_Problem details_. Note each line of the listing that contains the string "selected", and copy it.

_Task input_.
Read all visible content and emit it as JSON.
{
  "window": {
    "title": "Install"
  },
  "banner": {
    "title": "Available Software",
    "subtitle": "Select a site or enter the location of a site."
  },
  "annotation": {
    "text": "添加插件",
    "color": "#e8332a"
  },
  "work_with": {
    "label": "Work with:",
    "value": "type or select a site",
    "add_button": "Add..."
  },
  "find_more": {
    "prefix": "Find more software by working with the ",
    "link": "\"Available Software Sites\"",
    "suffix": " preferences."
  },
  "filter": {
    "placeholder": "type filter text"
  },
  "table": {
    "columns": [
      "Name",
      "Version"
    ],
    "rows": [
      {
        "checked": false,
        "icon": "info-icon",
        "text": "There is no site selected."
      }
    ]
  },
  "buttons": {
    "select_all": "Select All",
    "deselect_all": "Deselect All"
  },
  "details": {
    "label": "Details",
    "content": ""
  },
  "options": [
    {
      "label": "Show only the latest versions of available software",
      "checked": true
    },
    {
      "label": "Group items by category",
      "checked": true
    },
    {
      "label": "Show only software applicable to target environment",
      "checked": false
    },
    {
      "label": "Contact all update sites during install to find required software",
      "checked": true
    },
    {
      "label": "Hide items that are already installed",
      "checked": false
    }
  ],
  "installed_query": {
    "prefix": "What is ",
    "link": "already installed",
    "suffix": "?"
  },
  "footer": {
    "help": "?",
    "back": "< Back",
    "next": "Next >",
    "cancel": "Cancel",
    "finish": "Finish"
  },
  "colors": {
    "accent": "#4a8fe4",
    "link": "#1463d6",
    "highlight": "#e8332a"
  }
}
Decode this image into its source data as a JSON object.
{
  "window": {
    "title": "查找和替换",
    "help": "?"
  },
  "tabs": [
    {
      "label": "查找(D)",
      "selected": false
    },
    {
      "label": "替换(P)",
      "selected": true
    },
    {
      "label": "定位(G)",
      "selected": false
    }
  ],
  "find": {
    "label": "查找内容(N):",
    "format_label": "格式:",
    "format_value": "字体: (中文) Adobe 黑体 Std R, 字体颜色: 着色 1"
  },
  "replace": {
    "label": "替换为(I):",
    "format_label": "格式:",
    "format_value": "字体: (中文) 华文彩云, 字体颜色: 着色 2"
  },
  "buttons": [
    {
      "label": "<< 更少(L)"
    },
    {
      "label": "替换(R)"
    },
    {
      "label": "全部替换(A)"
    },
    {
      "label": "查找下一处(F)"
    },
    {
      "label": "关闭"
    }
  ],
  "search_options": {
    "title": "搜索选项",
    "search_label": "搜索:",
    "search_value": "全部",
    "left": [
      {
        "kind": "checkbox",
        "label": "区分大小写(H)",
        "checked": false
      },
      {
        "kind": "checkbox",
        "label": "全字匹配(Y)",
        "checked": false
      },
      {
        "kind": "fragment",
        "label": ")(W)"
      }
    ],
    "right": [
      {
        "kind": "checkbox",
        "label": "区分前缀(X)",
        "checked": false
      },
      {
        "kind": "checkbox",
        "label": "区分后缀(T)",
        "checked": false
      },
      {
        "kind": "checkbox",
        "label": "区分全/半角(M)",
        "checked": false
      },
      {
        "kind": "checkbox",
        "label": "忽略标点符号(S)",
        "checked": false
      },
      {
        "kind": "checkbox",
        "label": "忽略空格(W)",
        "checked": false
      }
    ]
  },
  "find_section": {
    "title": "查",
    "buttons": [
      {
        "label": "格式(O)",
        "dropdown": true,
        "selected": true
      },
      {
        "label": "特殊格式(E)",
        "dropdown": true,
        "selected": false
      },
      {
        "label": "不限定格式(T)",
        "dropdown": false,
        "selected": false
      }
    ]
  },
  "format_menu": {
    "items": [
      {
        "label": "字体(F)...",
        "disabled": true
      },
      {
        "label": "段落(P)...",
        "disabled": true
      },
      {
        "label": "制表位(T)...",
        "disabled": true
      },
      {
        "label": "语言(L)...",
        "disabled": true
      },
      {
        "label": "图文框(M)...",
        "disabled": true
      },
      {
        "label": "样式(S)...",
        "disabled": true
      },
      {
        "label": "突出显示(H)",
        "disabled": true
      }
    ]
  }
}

_Solution to the exercise_.
        "text": "There is no site selected."
      "selected": false
      "selected": true
      "selected": false
        "selected": true
        "selected": false
        "selected": false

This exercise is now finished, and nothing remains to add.